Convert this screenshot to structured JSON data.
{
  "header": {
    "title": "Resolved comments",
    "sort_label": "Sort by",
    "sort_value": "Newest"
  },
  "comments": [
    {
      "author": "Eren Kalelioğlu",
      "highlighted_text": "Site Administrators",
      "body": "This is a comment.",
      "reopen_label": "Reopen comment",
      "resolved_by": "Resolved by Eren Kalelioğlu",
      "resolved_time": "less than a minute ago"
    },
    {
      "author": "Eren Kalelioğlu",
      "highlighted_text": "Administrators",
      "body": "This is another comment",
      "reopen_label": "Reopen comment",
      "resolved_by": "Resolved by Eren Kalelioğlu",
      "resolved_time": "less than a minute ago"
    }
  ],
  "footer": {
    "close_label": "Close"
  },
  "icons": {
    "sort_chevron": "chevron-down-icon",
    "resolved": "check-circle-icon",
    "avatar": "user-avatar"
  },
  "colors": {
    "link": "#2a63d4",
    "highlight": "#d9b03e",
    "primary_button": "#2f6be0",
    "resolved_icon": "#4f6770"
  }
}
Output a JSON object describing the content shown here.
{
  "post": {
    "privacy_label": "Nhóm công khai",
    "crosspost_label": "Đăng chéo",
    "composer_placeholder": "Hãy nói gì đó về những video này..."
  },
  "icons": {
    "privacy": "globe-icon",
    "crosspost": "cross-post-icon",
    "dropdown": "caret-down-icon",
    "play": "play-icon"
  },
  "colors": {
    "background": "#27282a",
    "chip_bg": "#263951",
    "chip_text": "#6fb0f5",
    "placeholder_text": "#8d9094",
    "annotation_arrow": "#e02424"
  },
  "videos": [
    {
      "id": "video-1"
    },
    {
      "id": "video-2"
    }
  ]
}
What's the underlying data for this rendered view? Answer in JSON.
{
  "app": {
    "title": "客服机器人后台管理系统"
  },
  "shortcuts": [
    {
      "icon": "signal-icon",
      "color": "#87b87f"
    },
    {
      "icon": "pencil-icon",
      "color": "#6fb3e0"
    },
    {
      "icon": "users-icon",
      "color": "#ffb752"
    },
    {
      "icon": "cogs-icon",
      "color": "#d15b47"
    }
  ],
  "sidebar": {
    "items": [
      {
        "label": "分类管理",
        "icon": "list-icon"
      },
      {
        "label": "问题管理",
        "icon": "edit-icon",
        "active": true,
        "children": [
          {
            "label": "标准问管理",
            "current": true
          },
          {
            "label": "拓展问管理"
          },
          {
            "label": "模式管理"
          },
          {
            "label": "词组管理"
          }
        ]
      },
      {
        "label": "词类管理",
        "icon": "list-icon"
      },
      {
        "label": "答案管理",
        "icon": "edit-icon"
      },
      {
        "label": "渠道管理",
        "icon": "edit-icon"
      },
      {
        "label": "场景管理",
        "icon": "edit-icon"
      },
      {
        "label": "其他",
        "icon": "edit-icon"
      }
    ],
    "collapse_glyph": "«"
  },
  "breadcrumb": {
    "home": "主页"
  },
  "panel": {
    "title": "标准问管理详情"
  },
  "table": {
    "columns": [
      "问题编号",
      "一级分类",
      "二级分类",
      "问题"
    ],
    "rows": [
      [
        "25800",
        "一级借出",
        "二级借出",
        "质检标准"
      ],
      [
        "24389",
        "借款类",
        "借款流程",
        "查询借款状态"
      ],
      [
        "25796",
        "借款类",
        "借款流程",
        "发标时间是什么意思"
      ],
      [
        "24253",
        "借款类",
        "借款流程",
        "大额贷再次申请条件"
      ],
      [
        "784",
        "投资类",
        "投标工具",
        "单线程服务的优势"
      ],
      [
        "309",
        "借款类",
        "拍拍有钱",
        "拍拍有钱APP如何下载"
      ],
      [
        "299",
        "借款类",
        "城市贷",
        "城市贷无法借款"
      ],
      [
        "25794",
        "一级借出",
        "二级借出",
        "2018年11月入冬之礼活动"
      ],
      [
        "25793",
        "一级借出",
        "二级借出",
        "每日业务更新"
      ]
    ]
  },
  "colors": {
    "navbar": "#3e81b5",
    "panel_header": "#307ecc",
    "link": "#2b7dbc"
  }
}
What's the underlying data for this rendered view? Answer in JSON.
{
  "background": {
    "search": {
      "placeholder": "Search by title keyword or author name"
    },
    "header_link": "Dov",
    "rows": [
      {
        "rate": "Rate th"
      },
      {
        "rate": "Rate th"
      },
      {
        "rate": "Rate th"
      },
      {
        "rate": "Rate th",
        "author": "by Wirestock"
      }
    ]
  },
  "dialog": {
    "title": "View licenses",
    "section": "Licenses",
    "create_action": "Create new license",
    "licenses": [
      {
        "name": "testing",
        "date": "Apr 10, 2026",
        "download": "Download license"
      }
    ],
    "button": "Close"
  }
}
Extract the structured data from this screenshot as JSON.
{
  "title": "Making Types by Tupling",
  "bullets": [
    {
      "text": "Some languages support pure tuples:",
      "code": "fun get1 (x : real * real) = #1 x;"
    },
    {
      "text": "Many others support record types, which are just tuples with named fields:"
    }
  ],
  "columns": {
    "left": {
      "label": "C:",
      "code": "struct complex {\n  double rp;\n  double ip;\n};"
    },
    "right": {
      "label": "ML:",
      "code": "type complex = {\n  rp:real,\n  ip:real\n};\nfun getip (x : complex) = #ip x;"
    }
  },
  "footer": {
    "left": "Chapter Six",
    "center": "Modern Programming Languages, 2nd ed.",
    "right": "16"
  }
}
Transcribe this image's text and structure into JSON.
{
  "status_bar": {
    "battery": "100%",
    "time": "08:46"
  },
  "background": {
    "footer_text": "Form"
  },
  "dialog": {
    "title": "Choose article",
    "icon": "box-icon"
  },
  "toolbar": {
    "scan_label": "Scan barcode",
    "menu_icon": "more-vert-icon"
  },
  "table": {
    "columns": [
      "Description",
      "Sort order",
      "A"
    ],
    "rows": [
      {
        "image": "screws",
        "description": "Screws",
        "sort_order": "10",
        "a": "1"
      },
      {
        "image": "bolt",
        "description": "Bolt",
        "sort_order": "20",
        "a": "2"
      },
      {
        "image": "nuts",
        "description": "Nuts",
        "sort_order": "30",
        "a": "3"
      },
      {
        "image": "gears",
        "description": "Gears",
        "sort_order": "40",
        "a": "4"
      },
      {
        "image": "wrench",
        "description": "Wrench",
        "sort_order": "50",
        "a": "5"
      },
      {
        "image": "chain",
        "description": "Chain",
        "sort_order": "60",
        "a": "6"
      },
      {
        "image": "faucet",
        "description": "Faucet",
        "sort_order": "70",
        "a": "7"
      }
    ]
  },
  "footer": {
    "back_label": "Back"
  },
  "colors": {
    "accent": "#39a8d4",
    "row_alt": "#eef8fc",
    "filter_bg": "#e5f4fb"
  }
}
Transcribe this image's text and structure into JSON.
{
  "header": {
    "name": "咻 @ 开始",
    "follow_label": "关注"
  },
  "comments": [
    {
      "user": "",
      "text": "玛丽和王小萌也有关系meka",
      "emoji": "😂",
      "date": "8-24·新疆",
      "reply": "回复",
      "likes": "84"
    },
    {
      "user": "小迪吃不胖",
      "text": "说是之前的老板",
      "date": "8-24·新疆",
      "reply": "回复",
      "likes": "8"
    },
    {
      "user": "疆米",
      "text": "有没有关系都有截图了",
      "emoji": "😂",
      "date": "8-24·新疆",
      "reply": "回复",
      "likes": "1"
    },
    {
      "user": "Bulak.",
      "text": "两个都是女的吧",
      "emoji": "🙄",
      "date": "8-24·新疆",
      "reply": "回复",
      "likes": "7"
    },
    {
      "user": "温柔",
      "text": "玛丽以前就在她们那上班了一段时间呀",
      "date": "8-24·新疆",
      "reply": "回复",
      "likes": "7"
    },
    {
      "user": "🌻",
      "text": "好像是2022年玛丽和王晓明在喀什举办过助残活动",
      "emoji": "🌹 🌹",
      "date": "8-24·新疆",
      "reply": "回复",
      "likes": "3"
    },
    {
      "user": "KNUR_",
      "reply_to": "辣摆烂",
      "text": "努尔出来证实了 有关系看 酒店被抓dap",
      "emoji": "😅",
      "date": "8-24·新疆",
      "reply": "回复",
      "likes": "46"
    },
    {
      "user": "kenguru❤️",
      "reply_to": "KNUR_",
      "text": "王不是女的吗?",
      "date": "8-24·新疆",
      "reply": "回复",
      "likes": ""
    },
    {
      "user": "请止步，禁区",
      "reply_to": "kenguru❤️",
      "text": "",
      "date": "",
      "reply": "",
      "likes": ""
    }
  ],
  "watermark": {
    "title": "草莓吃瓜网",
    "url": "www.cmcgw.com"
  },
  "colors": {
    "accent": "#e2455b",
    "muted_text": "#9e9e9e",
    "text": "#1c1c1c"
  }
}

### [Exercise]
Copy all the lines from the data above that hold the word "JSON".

### [Result for this task]
Convert this screenshot to structured JSON data.
Output a JSON object describing the content shown here.
What's the underlying data for this rendered view? Answer in JSON.
What's the underlying data for this rendered view? Answer in JSON.
Extract the structured data from this screenshot as JSON.
Transcribe this image's text and structure into JSON.
Transcribe this image's text and structure into JSON.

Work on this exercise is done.